On the heels of a 10-week long fall, the rate finally held at 7.2% for the above mentioned week. In figures, this is equivalent to 3.6 million mortgages. Over the same period, the forborne rate of mortgages fell to 7.41% from 7.43% for the independent mortgage servicers.  

Mike Fratantoni, Senior VP and Chief Economist for MBA, issued in a press release that “The share of loans in forbearance was unchanged, as the decline in the share of GSE loans was offset by increases for Ginnie Mae, and portfolio and PLS loans. The pace of new forbearance requests has been relatively flat across investor types, but for those with GSE loans, the rate of exits from forbearance regularly exceeds the rate of new requests.”

The forborne loan numbers for conforming mortgages were down to 4.88% from 4.93% for ‘Fannie’ and ‘Freddie’ while it rose from 9.54% to 9.58% for Ginnie Mae (FHA, VA, and USDA Rural Development).

It is nice to have the drop arrested but this is not to say that there is no uncertainty lined up ahead. With the presidential elections coming up and the foreclosure moratorium extended to 2020-end, it is hard to say how the entire thing pans out in the end. 

Sagent’s CEO, Dan Sogorka said as much, “Giving forbearance, writing people checks and putting in foreclosure moratoriums are relatively easy things to do. Managing how it plays out on the backend is going to be much more nuanced.”

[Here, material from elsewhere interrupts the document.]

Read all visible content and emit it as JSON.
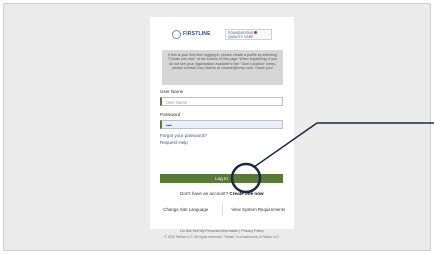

Sogorka further believes that unemployment, the broader economic picture, and the political bearing on the mortgage industry may well determine a lot of things. The government, he thinks, has been spending money like a king and introducing pressure-reducing policies for the people but if we are not out of the Covid-19 threat yet, and there may still be relapses lined up, the backlog of people who should have been foreclosed by now but are not will only increase.